From there, a complex tapestry unfolds, and it helps to realize that only a super genius could memorize who played in what band with whom and when. Buffalo Springfield, over just about two years, gave the world three albums and the indelible anthem of the era “For What It’s Worth” before breaking up. Stephen Stills and Neil Young founded the most successful vocal folk rock quartet of all time with Crosby and Nash. Richie Furay and Jim Messina formed Poco after a fateful studio encounter with steel guitarist and all-around talent Rusty Young. Much of the band that helped Linda Ronstadt rise to stardom formed The Eagles with a clear agenda to fuse the harmonies and spirit of California rock with radio-ready polish and savvy songwriting (you’ll see hand written manuscripts for “New Kid In Town” and “Heartache Tonight” in the exhibit). Gram Parsons forged his historic bond with Emmylou Harris, producing some iconic country duets before his untimely demise. Harris, curiously, became the only star of the Western Edge scene to move to Nashville and have hits in country music.
The story extends into the 1980s as California country-rock gets edgier and more eclectic. Easy to spot in its case at 100 paces is a ruggedly distressed leather jacket and red neck bandanna that could only belong to Dave Alvin. With his brother Phil, the Alvins formed the magnificently loud Blasters, a band that blended punk, rockabilly, folk and blues as effortlessly as anyone ever did. They share a museum case with Los Lobos, which launched playing traditional Mexican music for weddings. Inspired by other folk-rock scenes, they revved up their energy and became possibly the most Americana of all bands, one that’s still going strong 50 years later. From posters and other artifacts, visitors to Western Edge see how those bands shared stages and media attention with X, Lone Justice and the young Lucinda Williams. Dwight Yoakam sought out the LA magic and wound up opening shows for most of them at the beginning of his rise to retro-country fame. And it’s Yoakam who greets visitors in the exhibit’s opening film with a sermon about the allure of California and its remarkable creative output.

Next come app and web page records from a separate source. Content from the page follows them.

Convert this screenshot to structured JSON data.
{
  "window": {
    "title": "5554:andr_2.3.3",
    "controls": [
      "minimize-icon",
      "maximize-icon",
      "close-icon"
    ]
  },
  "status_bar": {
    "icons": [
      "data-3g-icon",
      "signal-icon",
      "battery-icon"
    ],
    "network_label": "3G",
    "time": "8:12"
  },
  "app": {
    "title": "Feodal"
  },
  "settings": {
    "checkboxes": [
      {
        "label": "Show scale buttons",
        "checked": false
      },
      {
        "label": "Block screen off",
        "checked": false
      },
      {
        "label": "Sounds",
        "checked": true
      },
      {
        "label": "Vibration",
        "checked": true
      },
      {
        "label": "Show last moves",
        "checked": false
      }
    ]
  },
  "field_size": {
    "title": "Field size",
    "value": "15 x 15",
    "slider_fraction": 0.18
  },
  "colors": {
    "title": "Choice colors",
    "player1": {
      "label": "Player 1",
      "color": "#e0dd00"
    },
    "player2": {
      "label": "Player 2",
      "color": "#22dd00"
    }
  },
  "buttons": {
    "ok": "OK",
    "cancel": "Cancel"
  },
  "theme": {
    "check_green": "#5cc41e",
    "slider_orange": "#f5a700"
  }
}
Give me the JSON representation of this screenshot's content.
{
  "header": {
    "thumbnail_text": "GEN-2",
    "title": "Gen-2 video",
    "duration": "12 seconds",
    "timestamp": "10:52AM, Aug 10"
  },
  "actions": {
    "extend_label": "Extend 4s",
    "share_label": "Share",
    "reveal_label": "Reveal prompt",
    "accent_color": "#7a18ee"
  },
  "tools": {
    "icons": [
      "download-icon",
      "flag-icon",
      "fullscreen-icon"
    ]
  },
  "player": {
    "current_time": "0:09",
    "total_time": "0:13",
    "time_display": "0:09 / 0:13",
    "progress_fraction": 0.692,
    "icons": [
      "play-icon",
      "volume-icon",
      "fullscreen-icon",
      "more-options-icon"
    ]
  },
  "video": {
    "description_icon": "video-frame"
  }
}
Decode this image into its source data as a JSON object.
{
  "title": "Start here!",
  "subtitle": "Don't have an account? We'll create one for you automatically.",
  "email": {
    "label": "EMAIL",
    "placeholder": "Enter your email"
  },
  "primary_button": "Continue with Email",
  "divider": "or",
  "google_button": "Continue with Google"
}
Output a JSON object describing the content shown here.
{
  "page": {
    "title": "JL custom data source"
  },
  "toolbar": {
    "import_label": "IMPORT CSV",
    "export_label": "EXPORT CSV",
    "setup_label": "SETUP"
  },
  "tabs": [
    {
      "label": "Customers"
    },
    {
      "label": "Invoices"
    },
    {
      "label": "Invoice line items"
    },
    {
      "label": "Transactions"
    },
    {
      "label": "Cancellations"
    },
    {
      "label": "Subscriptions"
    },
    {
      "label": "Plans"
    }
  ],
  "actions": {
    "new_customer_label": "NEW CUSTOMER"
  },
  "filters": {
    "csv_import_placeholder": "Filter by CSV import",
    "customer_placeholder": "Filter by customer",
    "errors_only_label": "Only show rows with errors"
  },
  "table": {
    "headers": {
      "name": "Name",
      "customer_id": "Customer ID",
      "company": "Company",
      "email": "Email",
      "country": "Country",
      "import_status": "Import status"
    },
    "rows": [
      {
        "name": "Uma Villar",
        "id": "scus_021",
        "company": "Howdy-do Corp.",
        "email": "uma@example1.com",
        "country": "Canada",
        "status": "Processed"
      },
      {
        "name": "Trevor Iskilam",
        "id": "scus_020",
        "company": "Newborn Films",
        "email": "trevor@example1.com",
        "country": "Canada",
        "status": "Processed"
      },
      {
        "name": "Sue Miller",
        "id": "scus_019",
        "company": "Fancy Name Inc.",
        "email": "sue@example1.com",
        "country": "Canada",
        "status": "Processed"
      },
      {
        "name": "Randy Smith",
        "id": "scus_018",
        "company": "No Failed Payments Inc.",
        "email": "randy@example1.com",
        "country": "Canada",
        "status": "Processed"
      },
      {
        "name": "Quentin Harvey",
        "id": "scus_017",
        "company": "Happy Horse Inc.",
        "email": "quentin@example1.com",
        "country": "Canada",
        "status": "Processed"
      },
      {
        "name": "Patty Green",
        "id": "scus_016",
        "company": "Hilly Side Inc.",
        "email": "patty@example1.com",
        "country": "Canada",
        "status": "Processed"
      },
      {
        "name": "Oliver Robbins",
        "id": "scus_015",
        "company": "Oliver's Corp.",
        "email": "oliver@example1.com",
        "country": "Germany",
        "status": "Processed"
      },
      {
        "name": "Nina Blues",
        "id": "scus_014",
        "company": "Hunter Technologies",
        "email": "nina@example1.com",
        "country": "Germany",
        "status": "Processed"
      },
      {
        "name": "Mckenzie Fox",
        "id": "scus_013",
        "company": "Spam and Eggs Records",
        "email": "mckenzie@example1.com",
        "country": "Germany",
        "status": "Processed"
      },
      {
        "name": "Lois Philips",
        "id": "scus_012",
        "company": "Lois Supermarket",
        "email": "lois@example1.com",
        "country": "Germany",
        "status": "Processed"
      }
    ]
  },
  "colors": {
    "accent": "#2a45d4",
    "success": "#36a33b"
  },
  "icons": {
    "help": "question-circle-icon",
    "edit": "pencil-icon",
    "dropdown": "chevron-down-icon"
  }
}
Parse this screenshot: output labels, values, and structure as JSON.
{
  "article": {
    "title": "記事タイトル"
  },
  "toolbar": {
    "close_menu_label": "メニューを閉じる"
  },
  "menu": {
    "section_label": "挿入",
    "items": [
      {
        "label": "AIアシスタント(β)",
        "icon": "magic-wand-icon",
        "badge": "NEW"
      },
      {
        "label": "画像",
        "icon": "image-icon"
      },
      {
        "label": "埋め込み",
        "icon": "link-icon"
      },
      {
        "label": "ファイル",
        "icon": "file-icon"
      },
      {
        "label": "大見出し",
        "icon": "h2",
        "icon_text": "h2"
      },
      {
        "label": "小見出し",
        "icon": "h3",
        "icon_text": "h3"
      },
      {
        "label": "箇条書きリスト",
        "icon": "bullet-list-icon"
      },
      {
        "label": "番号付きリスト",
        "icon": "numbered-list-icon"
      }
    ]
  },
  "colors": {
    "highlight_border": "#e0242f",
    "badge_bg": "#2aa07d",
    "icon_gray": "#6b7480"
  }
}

The Americana idea is a broad one, but one could argue that most of the format’s core history can be found in the Western Edge story. It’s where traditional roots music met creative, free bohemians who were more inclined to look to the horizon than back over ground already covered. It's a story of deep artistic achievement but also one of massive commercial success. Of all the exhibits at the Country Music Hall of Fame so far, this one seems like the most likely to shake up the attention of visitors who come in fixated chiefly on today’s commercial scene - possibly inspiring a few country-rockers of tomorrow.